August 2, 2009
By S. Matthew Liao
Harming Future Persons: Ethics, Genetics and the Nonidentity Problem, edited by Melinda Roberts and David Wasserman, just came out!
From the back cover:
This collection of essays investigates the obligations we have in respect of future persons, ranging from our own future offspring to distant future generations. What are our obligations to persons who have not yet, but eventually will, come into existence? Can we harm them? Can we wrong them? Can the fact that our choice means that a worse off person will exist in place of a better off but “nonidentical” person make that choice is wrong?
We intuitively think we are obligated to treat future persons in accordance with certain stringent standards—roughly those we think apply in connection with our treatment of existing persons. We think that we should create better lives for future persons when we can do so without (e.g.) making things worse for too many others. We think it would be wrong to engage in risky behaviors today that would have clearly adverse effects for the children we intend one day to conceive. And we think it would be wrong to choose to turn the Earth of the future into a miserable place.
Each of these intuitive points is, however, challenged by the nonidentity problem. That problem arises from the observation that many of the choices that appear to make things worse for future persons also determine the very identities of those future persons. New reproductive technologies, for example, can be critical to one person’s coming into existence in place of a “nonidentical” other or no one at all. But so can a myriad of other choices that seem to have nothing to do with procreation. Indeed, any choice that helps to determine the timing and manner of conception of any particular future person equally falls into that category. As Parfit noted in Reasons and Persons, “how many of us could truly claim, ‘Even if railways and motor cars had never been invented, I would still have been born’?” For any such identity-influencing choice, a distinct choice—a less questionable choice—would not have made things better for those persons who exist and suffer but rather would have caused nonidentical (if better off) persons to have come into existence instead. Where the suffering is not so severe that we think it would have been better for the person never to have existed at all, it becomes difficult to see just how those persons have been harmed, or made worse off, or wronged, by choices that were made centuries, or even days, before. This observation might seem to show that wrongdoing cannot fundamentally be a matter of harming, or making worse off, or wronging, particular persons. The problem is that if morality, contrary to intuition, is not fundamentally rooted in how agents comport themselves in respect of persons, then in what principle is morality rooted?
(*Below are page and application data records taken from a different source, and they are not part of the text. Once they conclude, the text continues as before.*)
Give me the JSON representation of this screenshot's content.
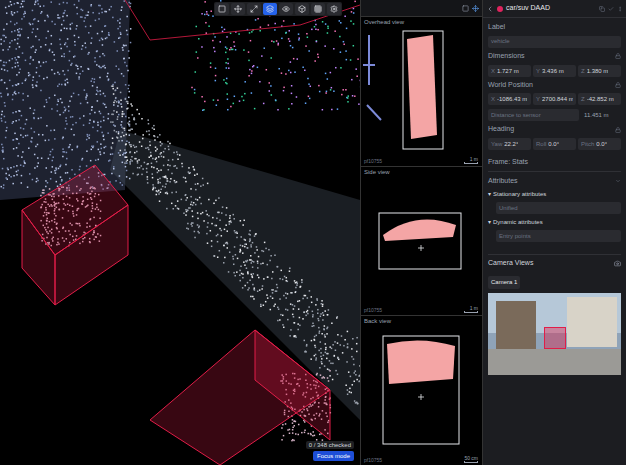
{
  "toolbar": {
    "tools": [
      {
        "selected": false
      },
      {
        "selected": false
      },
      {
        "selected": false
      },
      {
        "selected": true
      },
      {
        "selected": false
      },
      {
        "selected": false
      },
      {
        "selected": false
      },
      {
        "selected": false
      }
    ]
  },
  "viewport": {
    "status": "0 / 348 checked",
    "mode_button": "Focus mode"
  },
  "views": [
    {
      "title": "Overhead view",
      "frame": "pf10755",
      "scale": "1 m"
    },
    {
      "title": "Side view",
      "frame": "pf10755",
      "scale": "1 m"
    },
    {
      "title": "Back view",
      "frame": "pf10755",
      "scale": "50 cm"
    }
  ],
  "panel": {
    "title": "car/suv DAAD",
    "color": "#e0245e",
    "label": {
      "title": "Label",
      "value": "vehicle"
    },
    "dimensions": {
      "title": "Dimensions",
      "fields": [
        {
          "axis": "X",
          "value": "1.727 m"
        },
        {
          "axis": "Y",
          "value": "3.436 m"
        },
        {
          "axis": "Z",
          "value": "1.380 m"
        }
      ]
    },
    "world_position": {
      "title": "World Position",
      "fields": [
        {
          "axis": "X",
          "value": "-1086.43 m"
        },
        {
          "axis": "Y",
          "value": "2700.844 m"
        },
        {
          "axis": "Z",
          "value": "-42.852 m"
        }
      ],
      "distance_label": "Distance to sensor",
      "distance_value": "11.451 m"
    },
    "heading": {
      "title": "Heading",
      "fields": [
        {
          "axis": "Yaw",
          "value": "22.2°"
        },
        {
          "axis": "Roll",
          "value": "0.0°"
        },
        {
          "axis": "Pitch",
          "value": "0.0°"
        }
      ]
    },
    "frame": "Frame: Stats",
    "attributes": {
      "title": "Attributes",
      "groups": [
        {
          "toggle": "▾",
          "title": "Stationary attributes",
          "value": "Unified",
          "expanded": true
        },
        {
          "toggle": "▾",
          "title": "Dynamic attributes",
          "value": "Entry points",
          "expanded": true
        }
      ]
    },
    "camera": {
      "title": "Camera Views",
      "tabs": [
        {
          "label": "Camera 1",
          "selected": true
        }
      ]
    }
  }
}
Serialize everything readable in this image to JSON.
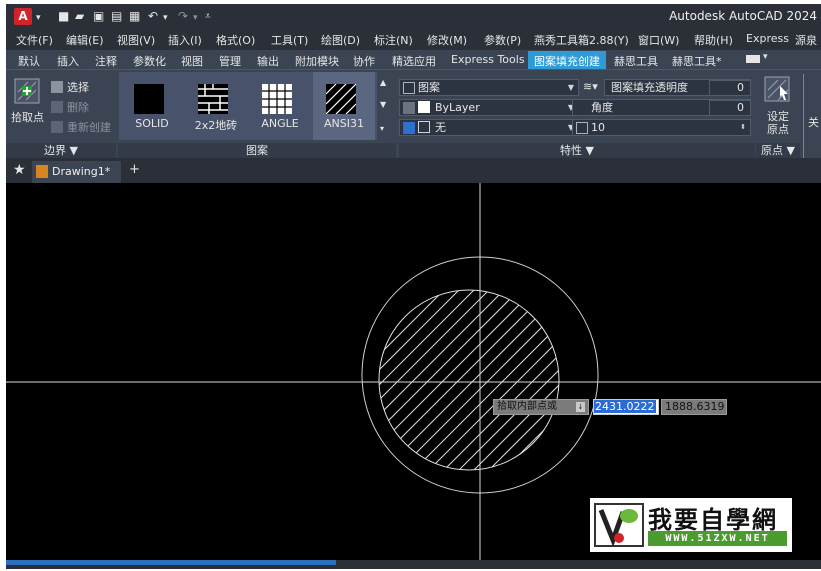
{
  "titlebar": {
    "logo_letter": "A",
    "app_title": "Autodesk AutoCAD 2024"
  },
  "menu": [
    "文件(F)",
    "编辑(E)",
    "视图(V)",
    "插入(I)",
    "格式(O)",
    "工具(T)",
    "绘图(D)",
    "标注(N)",
    "修改(M)",
    "参数(P)",
    "燕秀工具箱2.88(Y)",
    "窗口(W)",
    "帮助(H)",
    "Express",
    "源泉"
  ],
  "ribbon_tabs": [
    "默认",
    "插入",
    "注释",
    "参数化",
    "视图",
    "管理",
    "输出",
    "附加模块",
    "协作",
    "精选应用",
    "Express Tools",
    "图案填充创建",
    "赫思工具",
    "赫思工具*"
  ],
  "active_tab": "图案填充创建",
  "boundary": {
    "pick_point": "拾取点",
    "select": "选择",
    "remove": "删除",
    "recreate": "重新创建",
    "title": "边界 ▼"
  },
  "pattern": {
    "swatches": [
      "SOLID",
      "2x2地砖",
      "ANGLE",
      "ANSI31"
    ],
    "title": "图案"
  },
  "properties": {
    "type": "图案",
    "transparency_label": "图案填充透明度",
    "transparency_value": "0",
    "color": "ByLayer",
    "angle_label": "角度",
    "angle_value": "0",
    "background": "无",
    "scale_value": "10",
    "title": "特性 ▼"
  },
  "origin": {
    "set_origin": "设定原点",
    "title": "原点 ▼",
    "close_partial": "关"
  },
  "file_tab": {
    "name": "Drawing1*",
    "new_tab": "+"
  },
  "dynamic_input": {
    "prompt": "拾取内部点或",
    "x_value": "2431.0222",
    "y_value": "1888.6319"
  },
  "watermark": {
    "text": "我要自學網",
    "url": "WWW.51ZXW.NET"
  },
  "colors": {
    "accent_tab": "#2e9bd6",
    "canvas": "#000000",
    "ribbon": "#3b4453",
    "logo": "#d2232a"
  }
}
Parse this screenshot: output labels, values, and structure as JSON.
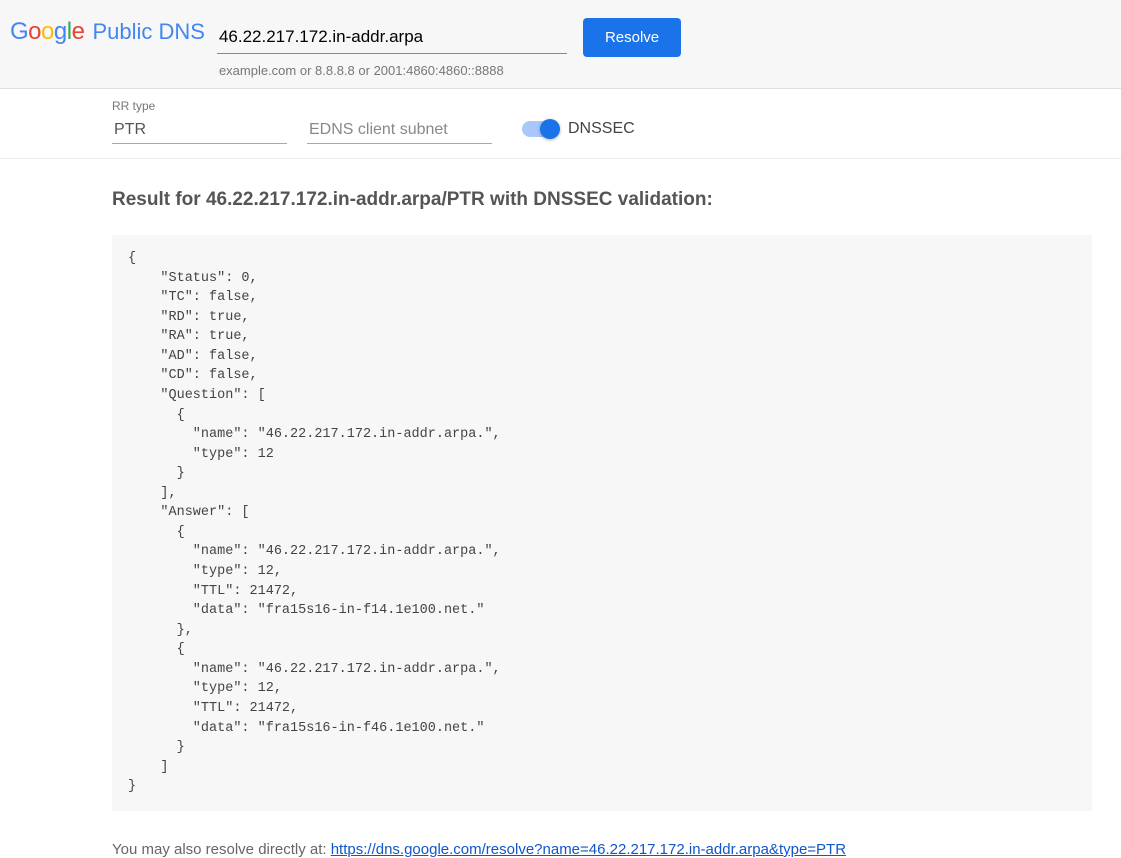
{
  "header": {
    "product_name": "Public DNS",
    "query_value": "46.22.217.172.in-addr.arpa",
    "query_hint": "example.com or 8.8.8.8 or 2001:4860:4860::8888",
    "resolve_label": "Resolve"
  },
  "options": {
    "rrtype_label": "RR type",
    "rrtype_value": "PTR",
    "edns_placeholder": "EDNS client subnet",
    "edns_value": "",
    "dnssec_label": "DNSSEC",
    "dnssec_on": true
  },
  "result": {
    "heading": "Result for 46.22.217.172.in-addr.arpa/PTR with DNSSEC validation:",
    "json_text": "{\n    \"Status\": 0,\n    \"TC\": false,\n    \"RD\": true,\n    \"RA\": true,\n    \"AD\": false,\n    \"CD\": false,\n    \"Question\": [\n      {\n        \"name\": \"46.22.217.172.in-addr.arpa.\",\n        \"type\": 12\n      }\n    ],\n    \"Answer\": [\n      {\n        \"name\": \"46.22.217.172.in-addr.arpa.\",\n        \"type\": 12,\n        \"TTL\": 21472,\n        \"data\": \"fra15s16-in-f14.1e100.net.\"\n      },\n      {\n        \"name\": \"46.22.217.172.in-addr.arpa.\",\n        \"type\": 12,\n        \"TTL\": 21472,\n        \"data\": \"fra15s16-in-f46.1e100.net.\"\n      }\n    ]\n}"
  },
  "direct": {
    "prefix": "You may also resolve directly at: ",
    "url_text": "https://dns.google.com/resolve?name=46.22.217.172.in-addr.arpa&type=PTR"
  }
}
The nonidentity problem has implications for normative theory, population policy, procreative choice, children’s rights, bioethics, environmental ethics, the law (including constitutional privacy law and tort law) and reparations for historical injustices. The contributors to this collection offer new understandings of the nonidentity problem and evaluate an array of proposed solutions to it. Aimed at philosophers, legal scholars, and bioethicists, and students in all these disciplines, this collection is a thorough exploration of one of the most fascinating and important moral issues questions of our time.
TABLE OF CONTENTS
Introduction—M. A. Roberts and David T. Wasserman
I. Can Bringing a Person into Existence Harm That Person? Can an Act That Harms No One Be Wrong?
1. The Intractability of the Nonidentity Problem—David Heyd
II. If Bringing a Worse Off Person into Existence Is Wrong, Is Not Bringing a Better Off Person into Existence Also Wrong?
2. Rights and the Asymmetry Between Creating Good and Bad Lives—Ingmar Persson
3. Asymmetries in the Morality of Causing People to Exist—Jeff McMahan
III. Must an Act Worse for People Be Worse for a Particular Person?
4. Who Cares About Identity?—Nils Holtug
5. Do Future Persons Presently Have Alternative Possible Identities?—Clark Wolf
6. Rule Consequentialism and Non-Identity—Tim Mulgan
IV. Is the Inference to “No Harm Done” Correct? Must an Act That Harms a Person Make That Person Worse Off?
7. Harming As Causing Harm—Elizabeth Harman
8. Wrongful Life and Procreative Decisions—Bonnie Steinbock
9. Harming and Procreating—Matthew Hanser
10. The Nonidentity Problem and the Two Envelope Problem: When Is One Act Better for a Person Than Another? —M. A. Roberts
V. Is the Morality of Parental Reproductive Choice Special? Can Intentions and Attitudes Make an Act that Harms No One Wrong?
11. Reproduction, Partiality, and the Non-Identity Problem—Hallvard Lillehammer
12. Two Varieties of “Better-For” Judgements—Peter Herissone-Kelly
13. Harms to Future People and Procreative Intentions—David T. Wasserman
VI. Is the Person-Affecting Approach Objectionable Independent of the Nonidentity Problem?
14. Can the Person-Affecting Restriction Solve the Problems in Population Ethics?—Gustaf Arrhenius
VII. What Are the Implications of the Nonidentity Problem for Law and Public Policy?
15. Implications of the Nonidentity Problem for State Regulation of Reproductive Liberty—Philip G. Peters, Jr.
16. Reparations for U.S. Slavery and Justice Over Time—Seana Valentine Shiffrin